Renewable energy sources met more than 23% of the UK’s electricity needs in the latest quarter, according to the latest official figures.

The Department of Energy & Climate Change (DECC) said that renewables generated 23.5% of Britain’s electricity output during the July to September quarter. During the same period, coal’s output slumped from 21% to 17% while gas fell from 38% to 35%.

Renewables’ share of the energy mix climbed by six percentage points compared with the previous year.

New statistics from National Grid also showed that 2015 was a record year for wind energy generation, with onshore and offshore wind farms generating 11% of the UK’s electricity last year – up from 9.5% in 2014.
 
Wind provided enough electricity to meet the annual needs of more than 8.25 million homes – more than 30% of UK households - up from 6.7 million homes last year.
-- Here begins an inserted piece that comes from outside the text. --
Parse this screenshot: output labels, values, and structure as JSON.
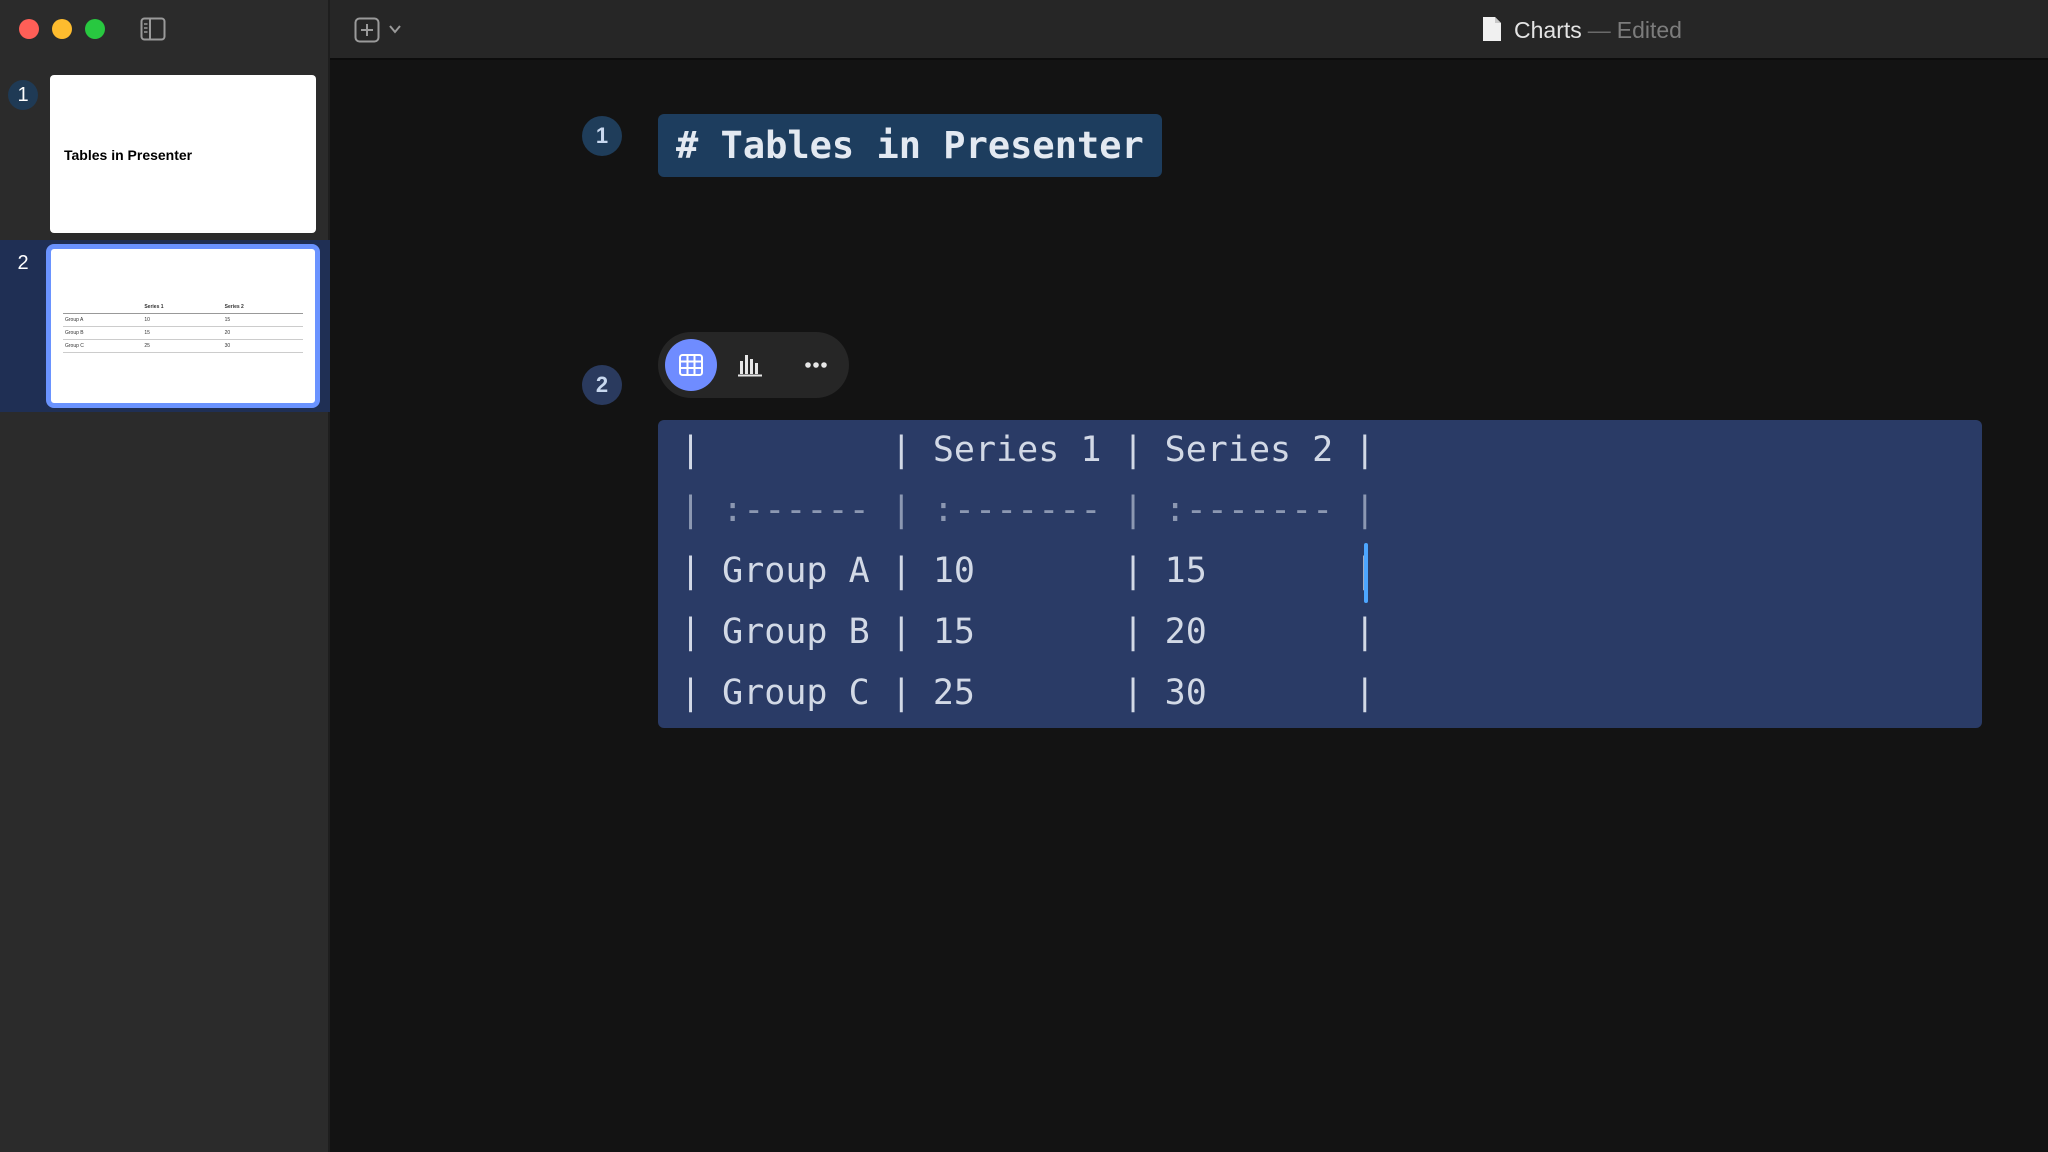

‘More installations means cheaper energy’

Maf Smith, Deputy Chief Executive at trade body RenewableUK, said: “These figures show that the wind industry is continually upping its contribution of clean electricity to British homes, offices and factories.

“Wind energy is a success story which the 35,000 people who this work in this industry in the UK are proud to be a part of.
“The more we install, the cheaper the clean electricity we generate becomes.”

Renewables now main source of power in Scotland

Data from DECC also showed that renewables are now Scotland’s main source of power, generating a record 49.7% of electricity output during 2014.

But Joss Blamire, Senior Policy Manager at trade body Scottish Renewables, warned: “While we are now almost half way to our 2020 goal of producing the equivalent of 100% of our electricity from renewables, the second half of the target is going to be much harder to achieve than the first.

“To see further progress, both the UK and Scottish Governments must now put renewables at the heart of their energy policy in terms of cutting carbon emissions, reducing bills for consumers and increasing our energy security.”

> Download the figures